Environmental science – Having operational turbines in the water allows the collection of reliable scientific evidence about the relevant species and habitats, and about ways to mitigate potential impacts.

Socio-economic values – Gigawatt-scale projects will require the maturation of local infrastructure and workforces. International competition with lower-cost labor and raw materials could undercut U.S. supply chains unless the local companies, ports, and communities are given a chance to engage and evolve.

Technology and size

Since the very first offshore wind turbine in 1989, the pilot project approach has proven necessary to mature and de-risk developing offshore wind technologies.

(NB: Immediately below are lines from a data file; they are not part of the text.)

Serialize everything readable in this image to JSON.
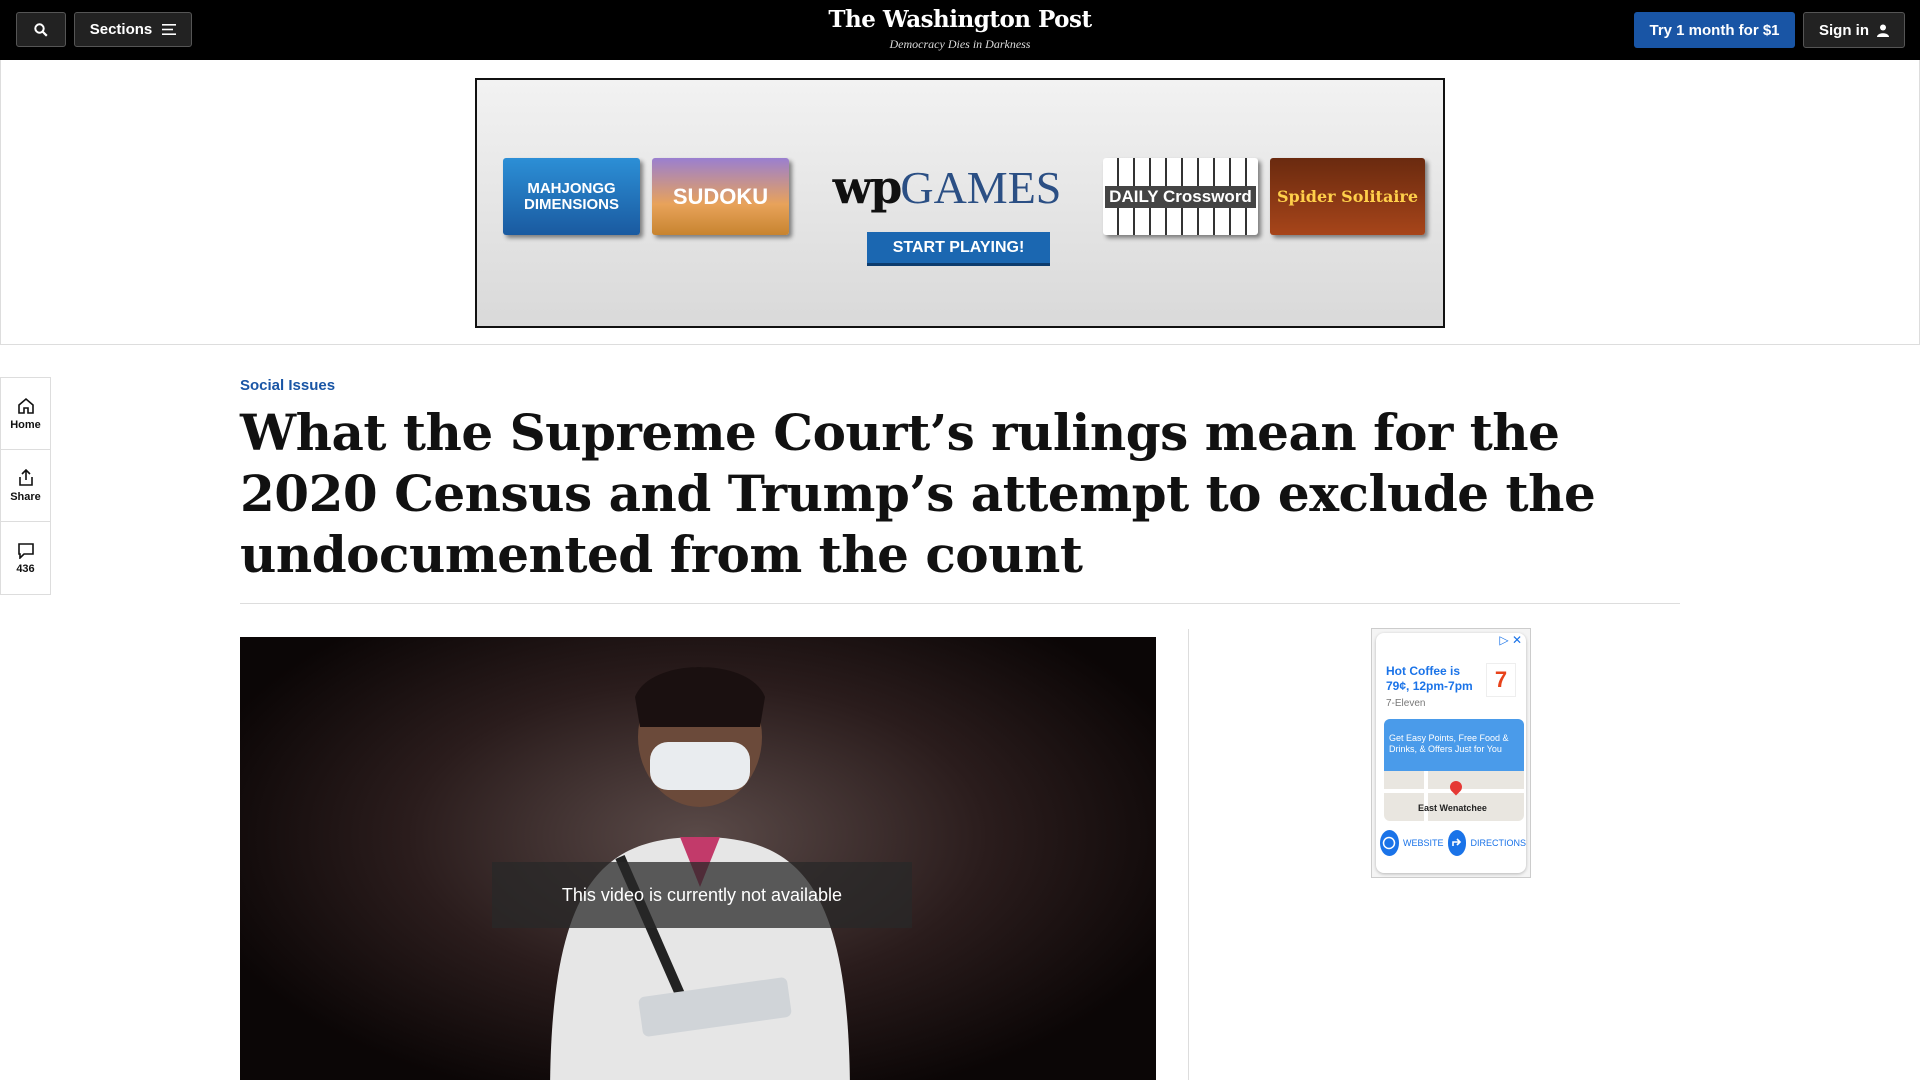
{
  "topnav": {
    "sections_label": "Sections",
    "logo": "The Washington Post",
    "tagline": "Democracy Dies in Darkness",
    "try_label": "Try 1 month for $1",
    "signin_label": "Sign in"
  },
  "ad_banner": {
    "tiles": [
      "MAHJONGG DIMENSIONS",
      "SUDOKU",
      "DAILY Crossword",
      "Spider Solitaire"
    ],
    "brand_mark": "wp",
    "brand_word": "GAMES",
    "cta": "START PLAYING!"
  },
  "left_rail": {
    "home": "Home",
    "share": "Share",
    "comments": "436"
  },
  "article": {
    "kicker": "Social Issues",
    "headline": "What the Supreme Court’s rulings mean for the 2020 Census and Trump’s attempt to exclude the undocumented from the count",
    "video_message": "This video is currently not available"
  },
  "side_ad": {
    "headline": "Hot Coffee is 79¢, 12pm-7pm",
    "brand": "7-Eleven",
    "promo": "Get Easy Points, Free Food & Drinks, & Offers Just for You",
    "place": "East Wenatchee",
    "website_label": "WEBSITE",
    "directions_label": "DIRECTIONS"
  },
  "colors": {
    "topbar": "#000000",
    "accent_blue": "#1955a5",
    "kicker_blue": "#1955a5"
  }
}
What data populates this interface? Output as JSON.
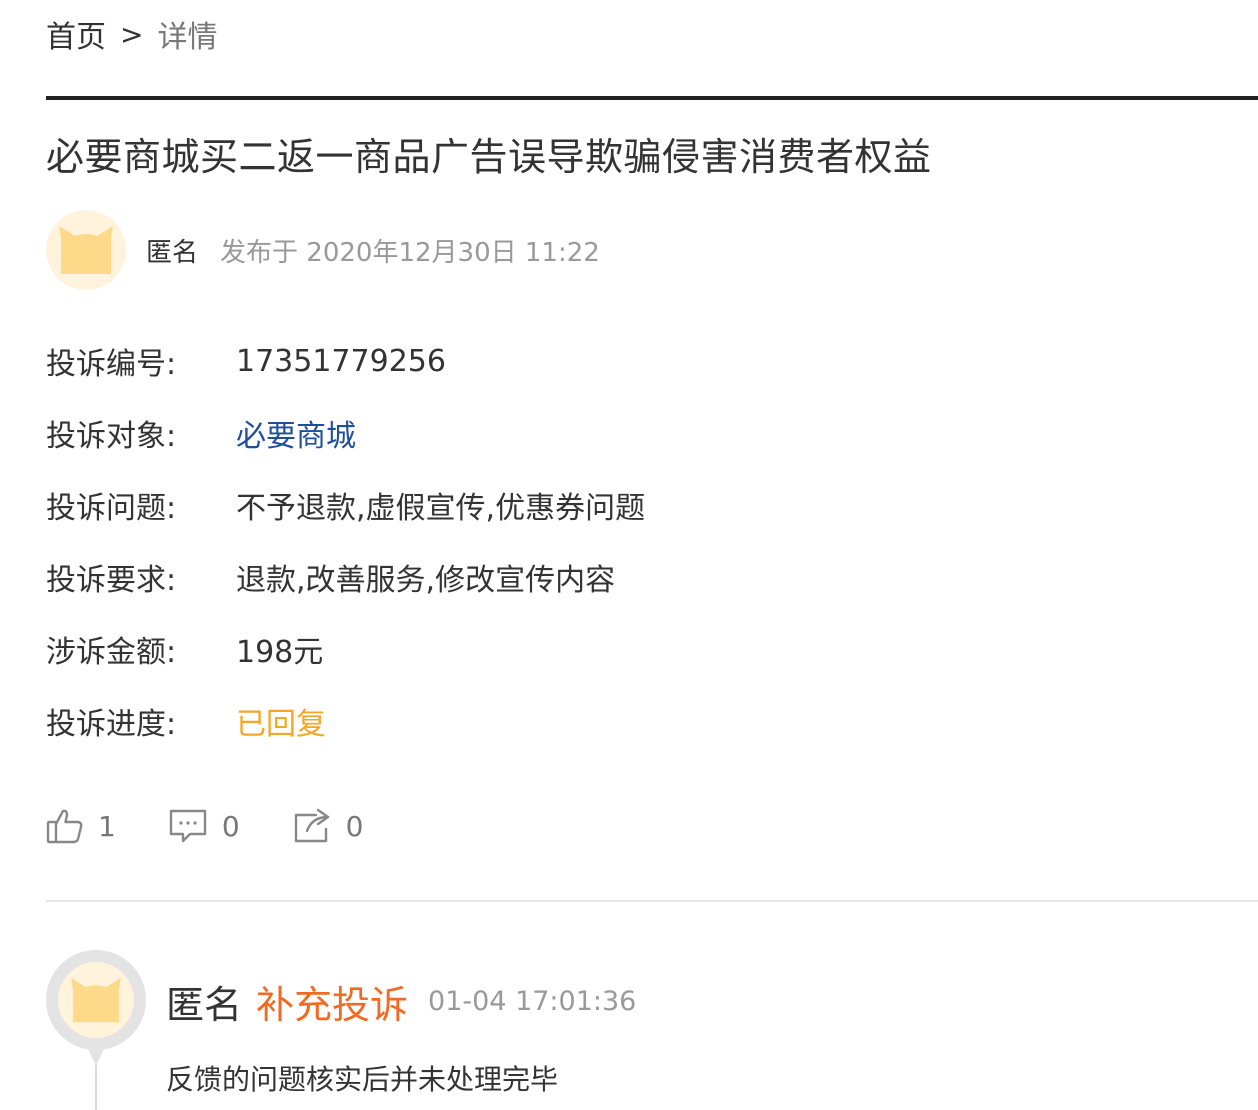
{
  "breadcrumb": {
    "home": "首页",
    "separator": ">",
    "current": "详情"
  },
  "complaint": {
    "title": "必要商城买二返一商品广告误导欺骗侵害消费者权益",
    "author": "匿名",
    "published": "发布于 2020年12月30日 11:22"
  },
  "fields": [
    {
      "label": "投诉编号:",
      "value": "17351779256"
    },
    {
      "label": "投诉对象:",
      "value": "必要商城"
    },
    {
      "label": "投诉问题:",
      "value": "不予退款,虚假宣传,优惠券问题"
    },
    {
      "label": "投诉要求:",
      "value": "退款,改善服务,修改宣传内容"
    },
    {
      "label": "涉诉金额:",
      "value": "198元"
    },
    {
      "label": "投诉进度:",
      "value": "已回复"
    }
  ],
  "actions": {
    "like_icon": "thumbs-up-icon",
    "likes": "1",
    "comment_icon": "comment-icon",
    "comments": "0",
    "share_icon": "share-icon",
    "shares": "0"
  },
  "reply": {
    "author": "匿名",
    "type": "补充投诉",
    "time": "01-04 17:01:36",
    "content": "反馈的问题核实后并未处理完毕"
  },
  "colors": {
    "link": "#1f4f9a",
    "status": "#f5a623",
    "reply_type": "#f26a21",
    "avatar_bg": "#fff3dc",
    "avatar_cat": "#ffd98a"
  }
}
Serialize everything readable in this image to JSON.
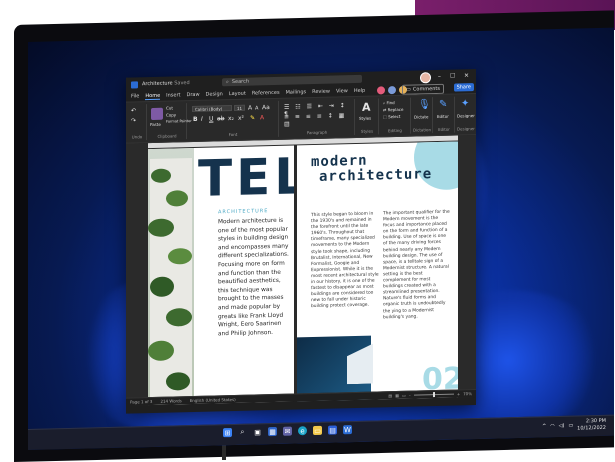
{
  "window": {
    "doc_title": "Architecture",
    "save_state": "Saved",
    "search_placeholder": "Search",
    "controls": {
      "minimize": "–",
      "maximize": "☐",
      "close": "✕"
    }
  },
  "ribbon_tabs": [
    "File",
    "Home",
    "Insert",
    "Draw",
    "Design",
    "Layout",
    "References",
    "Mailings",
    "Review",
    "View",
    "Help"
  ],
  "active_tab": "Home",
  "actions": {
    "comments": "Comments",
    "share": "Share"
  },
  "ribbon": {
    "font_name": "Calibri (Body)",
    "font_size": "11",
    "groups": [
      "Clipboard",
      "Font",
      "Paragraph",
      "Styles",
      "Editing",
      "Dictation",
      "Editor",
      "Designer"
    ],
    "clipboard": {
      "paste": "Paste",
      "cut": "Cut",
      "copy": "Copy",
      "format_painter": "Format Painter",
      "undo": "Undo",
      "redo": "Redo"
    },
    "font_buttons": {
      "bold": "B",
      "italic": "I",
      "underline": "U",
      "strike": "ab",
      "sub": "x₂",
      "sup": "x²",
      "grow": "A",
      "shrink": "A",
      "case": "Aa"
    },
    "styles_label": "Styles",
    "editing": {
      "find": "Find",
      "replace": "Replace",
      "select": "Select"
    },
    "dictate": "Dictate",
    "editor": "Editor",
    "designer": "Designer"
  },
  "document": {
    "left_heading": "TELL",
    "section_label": "ARCHITECTURE",
    "left_body": "Modern architecture is one of the most popular styles in building design and encompasses many different specializations. Focusing more on form and function than the beautified aesthetics, this technique was brought to the masses and made popular by greats like Frank Lloyd Wright, Eero Saarinen and Philip Johnson.",
    "right_title_line1": "modern",
    "right_title_line2": "architecture",
    "col1": "This style began to bloom in the 1930's and remained in the forefront until the late 1960's. Throughout that timeframe, many specialized movements to the Modern style took shape, including Brutalist, International, New Formalist, Googie and Expressionist. While it is the most recent architectural style in our history, it is one of the fastest to disappear as most buildings are considered too new to fall under historic building protect coverage.",
    "col2": "The important qualifier for the Modern movement is the focus and importance placed on the form and function of a building. Use of space is one of the many driving forces behind nearly any Modern building design. The use of space, is a telltale sign of a Modernist structure. A natural setting is the best complement for most buildings created with a streamlined presentation. Nature's fluid forms and organic truth is undoubtedly the ying to a Modernist building's yang.",
    "page_number_graphic": "02"
  },
  "status": {
    "page": "Page 1 of 3",
    "words": "214 Words",
    "language": "English (United States)",
    "zoom": "70%",
    "zoom_level": 0.7
  },
  "taskbar": {
    "time": "2:30 PM",
    "date": "10/12/2022",
    "apps": [
      "windows-icon",
      "search-icon",
      "task-view-icon",
      "widgets-icon",
      "chat-icon",
      "edge-icon",
      "file-explorer-icon",
      "store-icon",
      "word-icon"
    ]
  },
  "colors": {
    "accent": "#2b6cd4",
    "wallpaper": "#0a2e9a",
    "heading": "#15334d",
    "cyan": "#a8dbe6",
    "label": "#4aa8c4"
  }
}
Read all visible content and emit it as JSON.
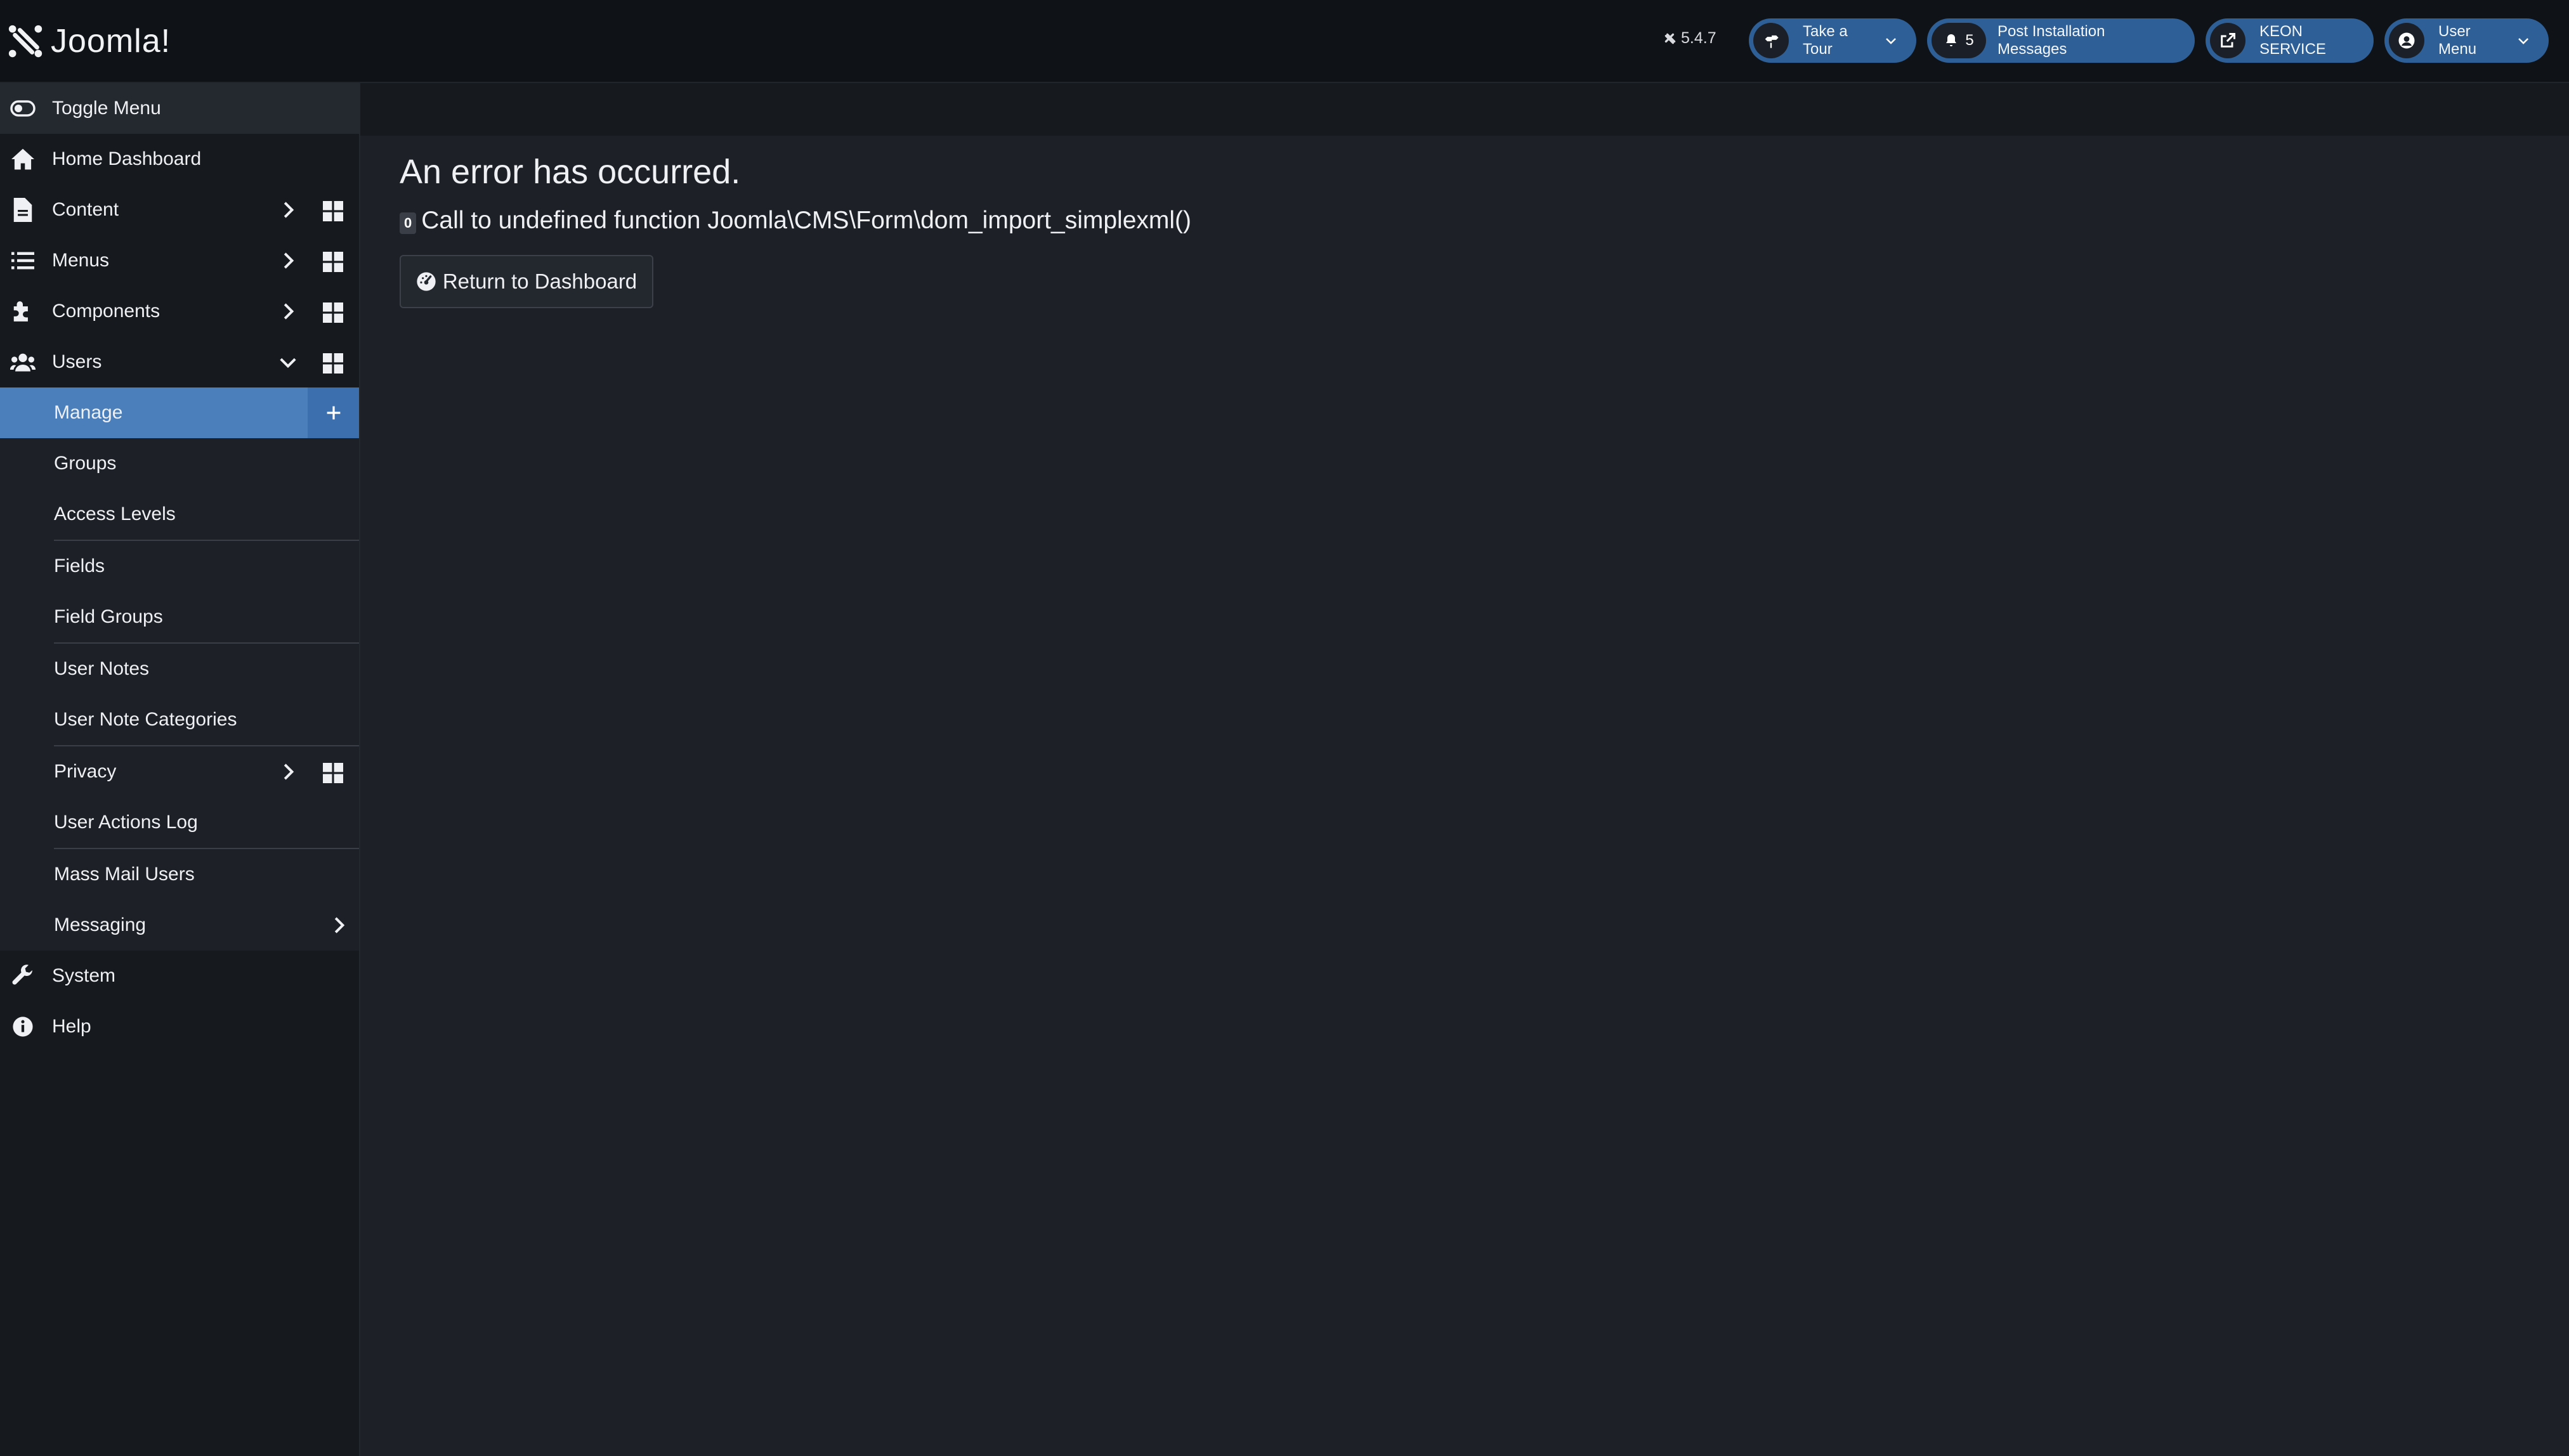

With today’s floating platform technology, this has become increasingly important for several reasons:

  • There are only a handful of mature wind turbine manufacturers with large-size technology for floating platforms. Wind turbine size has recently increased, almost doubling the rotor swept area.
  • The floating platform supply chain is the opposite: currently, there are 35-40 different companies, most of them small and less mature. Only a few have installed and validated technology at 6-9.5 MW in projects of 10 wind turbines or less.
  • Each company has its own intellectual property, funders and business plans. Therefore, pilot projects need to allow a sufficient number of companies to reach technical and industrial maturity to form a competitive market.
  • The growth of commercial-scale project sizes from a few hundred megawatts to multi-gigawatt size has pushed investments into multiple billions of dollars, thus requiring diligent validation.

Every floating platform technology and wind turbine configuration needs testing and certification for each project. For example: if the four offshore wind turbine manufacturers available in the U.S. market and the 40 floating platform manufacturers were to develop one pilot project each, this would require 160 pilots. Therefore, from a technology perspective, it is important to recognize that pilot projects only advance the technologies that they specifically incorporate and are not an industry-wide proposition.

Because it is critically important to ensure that the cost of offshore wind energy is competitive in the energy market, volume production and the lowering of capital and insurance premiums is equally necessary. The market will need early, smaller-scale projects to provide a healthy platform for these trends and to avoid gigawatt price shock.

Environmental understanding and mitigation

Fixed-bottom offshore wind technology has been deployed on the U.S. East Coast and in Europe, thus is well known to the industry, and its environmental impacts have been well-documented in Europe. The deployment of new floating platform technology in a new environment like the U.S. Pacific Coast requires similar scientific understanding.

Early, small projects – a key function of national strategies

Over the past three decades, an important role was played in Europe by offshore pilot projects, such as: Vindeby (5 MW), Tunoe Knob (5 MW), Bockstigen (2.5 MW), Utgrunden (10 MW), Yttre Stengrund (10 MW), Arklow (25.2 MW), Beatrice (10 MW), Methil Docks (7 MW), and Hywind (30 MW).

Since then, France and the United Kingdom (UK) have put in place clear pathways for floating wind development, such as France’s three projects of 25 MW each with 8-10 MW turbines, to be followed by larger commercial projects. In the UK the Crown Estate launched a test and demonstration round for floating wind in 2021, awarding three projects of 100 MW each for new technologies with local industry ties.

The UK and French strategies are examples of how to attract technologies and initiate local fabrication in a special power purchase system for floating offshore wind. France utilized a fixed price strategy and the UK used a special CfD (Contract for Difference) Power Purchase Agreement round to allow the initial, higher-than-market-price cost of power.